Bcl-2 (B-cell lymphoma 2) is a family of evolutionarily related proteins. These proteins govern mitochondrial outer membrane permeabilization (MOMP) and can be either pro-apoptotic (Bax, Bad, Bak and Bok among others) or anti-apoptotic (including Bcl-2 proper, Bcl-xL, and Bcl-w, among an assortment of others). Particularly, the Bcl-2 and Bcl-xl proteins are crucial inhibitors in the procedure of apoptosis. And they are commonly overexpressed in many tumors. The overexpression of Bcl-2 and Bcl-xl proteins is closely related to tumor initiation, aggressive, and chemoresistance. The mechanism by which Bcl-2/Bcl-xl inhibitors enhance chemotherapy is that chemotherapeutic drugs induce death signals by activating or inactivating pro-apoptotic or anti-apoptotic Bcl-2 family proteins.

Pelcitoclax (also known as APG-1252) is a potent Bcl-2/Bcl-xl inhibitor with antineoplastic and pro-apoptotic effects. Compared with Navitoclax (ABT-263), Pelcitoclax is a nonselective Bcl-2/Bcl-xl inhibitor, with high affinity to Bcl-2/Bcl-xl, but substantially less affinity to MCL-1. In vivo, Pelcitoclax changes to a reactive metabolite named APG-1252-M1, which has significant antitumor effects in acute myeloid leukemia. Similarly, in a xenograft model of small cell lung cancer, long-term administration of Pelcitoclax can cause tumor regression.

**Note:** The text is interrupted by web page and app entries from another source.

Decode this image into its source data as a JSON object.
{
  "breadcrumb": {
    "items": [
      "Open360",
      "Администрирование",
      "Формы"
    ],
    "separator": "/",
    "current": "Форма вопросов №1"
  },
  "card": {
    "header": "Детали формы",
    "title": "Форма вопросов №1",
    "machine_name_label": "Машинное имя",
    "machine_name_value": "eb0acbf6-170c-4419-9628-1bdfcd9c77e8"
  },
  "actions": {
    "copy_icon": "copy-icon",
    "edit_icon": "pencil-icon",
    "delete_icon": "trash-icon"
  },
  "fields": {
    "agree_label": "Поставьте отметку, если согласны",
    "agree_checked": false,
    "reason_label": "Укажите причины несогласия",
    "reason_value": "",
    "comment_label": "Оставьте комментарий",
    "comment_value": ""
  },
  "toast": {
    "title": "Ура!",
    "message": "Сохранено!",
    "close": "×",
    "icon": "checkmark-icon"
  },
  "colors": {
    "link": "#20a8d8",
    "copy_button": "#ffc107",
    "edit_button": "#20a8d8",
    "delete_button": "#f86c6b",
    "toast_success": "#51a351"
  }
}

In addition, in Bcl-2/Bcl-XL-dependent cancer cells, Pelcitoclax specifically binds to and inhibits the activity of the pro-survival proteins Bcl-2 and Bcl-XL. Moreover, Pelcitoclax induces the release of cytochrome c, which subsequently activates caspase 3 and PARP-1. Pelcitoclax has a strong anti-tumor effect by inducing apoptosis, and has synergistic effect with chemotherapy in vivo and in vitro.

In conclusion, Pelcitoclax has potent anti-tumor effects through ntrinsic mitochondrial pathway of apoptosis in many cancer cells.


[1] Hanjie Yi, et al. Cancer Med. 2020 Jun;9(12):4197-4206.